by Ray Fleming

Two decisions of considerable importance to the European Union and its euro zone will be taken tomorrow. In Germany the powerful Constitutional Court will rule on whether membership of the European Stability Mechanism (ESM), which provides bailouts to member states in trouble, is legal under the German constitution. If the ruling is negative Chancellor Merkel's steadfast support for the ESM may be threatened; to reverse such a ruling would require a two-thirds majority in the German parliament and possibly also a referendum. With elections in the offing, uncertainty could prevail for years; fortunately, informed predictions think that a positive response from the Court is likely.

The second decision tomorrow will be made by Dutch voters in a general election, although its outcome will not be known for some time because complex negotiations to form a coalition will almost certainly be required. The departing centre-right coalition government was pro-EU and supportive of German policies but most observers think that the mood has changed as austerity takes effect in the Netherlands and opposition to financial support for the euro zone's southern states is growing. Eighteen parties will seek votes tomorrow and it is difficult to predict the outcome.
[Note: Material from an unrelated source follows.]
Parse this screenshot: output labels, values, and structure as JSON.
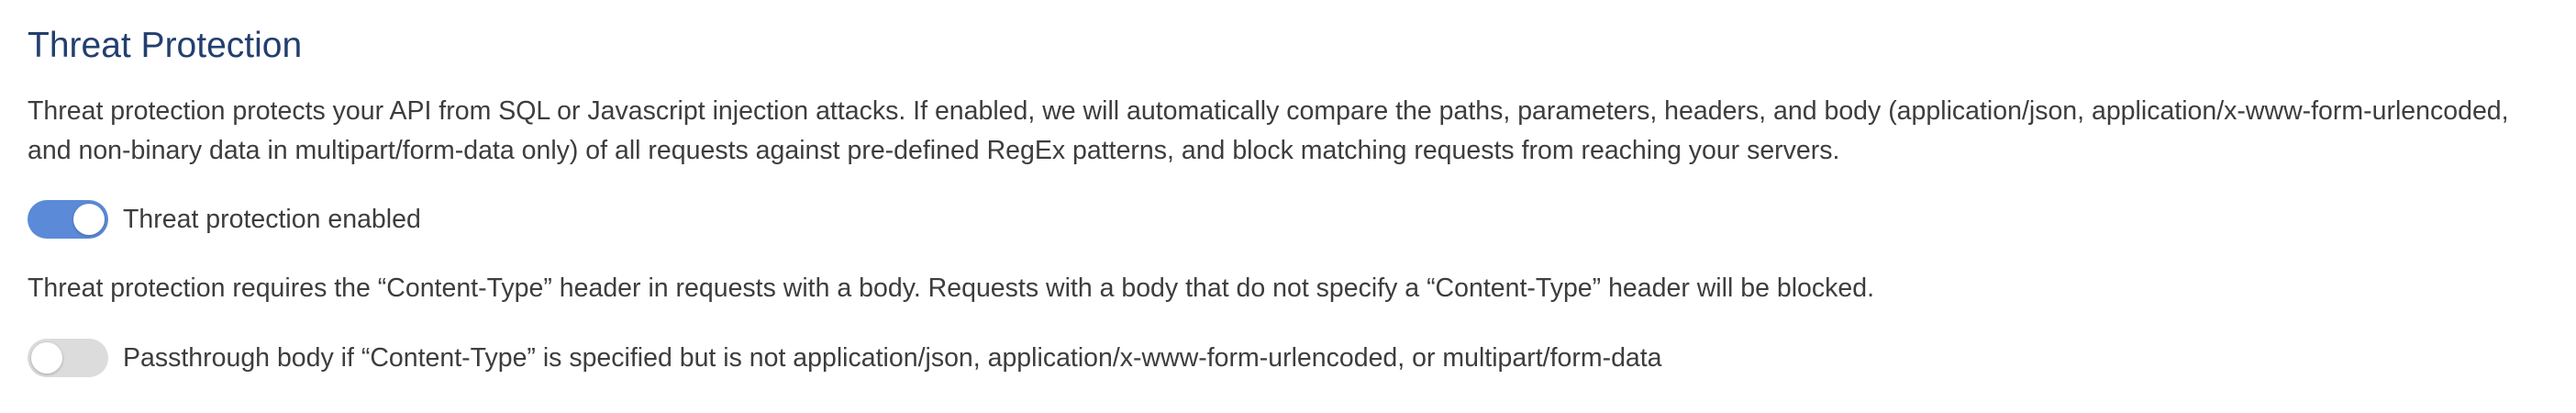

However, in Brussels and EU capitals this vote is being seen as a bellwether ballot since Dutch opinion has often in the past been a guide to trends elsewhere in the EU.